* _Available data_:
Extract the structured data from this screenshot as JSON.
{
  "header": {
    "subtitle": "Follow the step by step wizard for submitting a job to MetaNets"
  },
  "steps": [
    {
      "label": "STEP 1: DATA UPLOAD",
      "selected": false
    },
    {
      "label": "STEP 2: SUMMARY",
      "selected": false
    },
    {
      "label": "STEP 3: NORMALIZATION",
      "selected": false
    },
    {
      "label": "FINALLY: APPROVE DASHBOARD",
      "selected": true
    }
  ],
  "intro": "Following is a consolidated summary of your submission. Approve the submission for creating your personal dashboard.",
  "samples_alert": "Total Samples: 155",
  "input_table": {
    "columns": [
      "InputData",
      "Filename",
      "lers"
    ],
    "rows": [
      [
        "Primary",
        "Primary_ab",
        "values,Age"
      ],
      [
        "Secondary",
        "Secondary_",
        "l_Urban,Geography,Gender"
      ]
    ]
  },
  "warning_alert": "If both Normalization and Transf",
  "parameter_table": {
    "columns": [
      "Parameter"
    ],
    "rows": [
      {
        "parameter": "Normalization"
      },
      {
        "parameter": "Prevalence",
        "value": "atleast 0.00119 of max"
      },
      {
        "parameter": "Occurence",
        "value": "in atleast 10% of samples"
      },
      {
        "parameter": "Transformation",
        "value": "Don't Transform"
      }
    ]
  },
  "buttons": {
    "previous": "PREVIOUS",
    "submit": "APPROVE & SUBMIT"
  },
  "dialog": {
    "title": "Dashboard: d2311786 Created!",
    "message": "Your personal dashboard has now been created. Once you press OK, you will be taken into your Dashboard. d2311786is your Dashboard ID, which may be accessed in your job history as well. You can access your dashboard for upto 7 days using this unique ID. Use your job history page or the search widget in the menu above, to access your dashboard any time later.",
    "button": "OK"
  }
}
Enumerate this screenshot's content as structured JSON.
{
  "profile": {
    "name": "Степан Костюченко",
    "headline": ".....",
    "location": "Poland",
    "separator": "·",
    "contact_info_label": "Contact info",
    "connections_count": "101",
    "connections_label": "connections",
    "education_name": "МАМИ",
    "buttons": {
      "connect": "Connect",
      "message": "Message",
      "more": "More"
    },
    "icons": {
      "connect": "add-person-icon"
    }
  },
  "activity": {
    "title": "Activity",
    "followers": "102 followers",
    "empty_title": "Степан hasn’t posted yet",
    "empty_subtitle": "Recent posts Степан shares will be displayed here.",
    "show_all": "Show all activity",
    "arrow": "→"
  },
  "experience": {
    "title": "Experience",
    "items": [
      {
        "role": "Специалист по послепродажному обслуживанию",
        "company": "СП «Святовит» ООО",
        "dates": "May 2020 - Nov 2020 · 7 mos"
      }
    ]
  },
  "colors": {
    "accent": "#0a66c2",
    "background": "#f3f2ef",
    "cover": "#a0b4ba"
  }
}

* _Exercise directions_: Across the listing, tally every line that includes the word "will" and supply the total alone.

* _The answer_: 2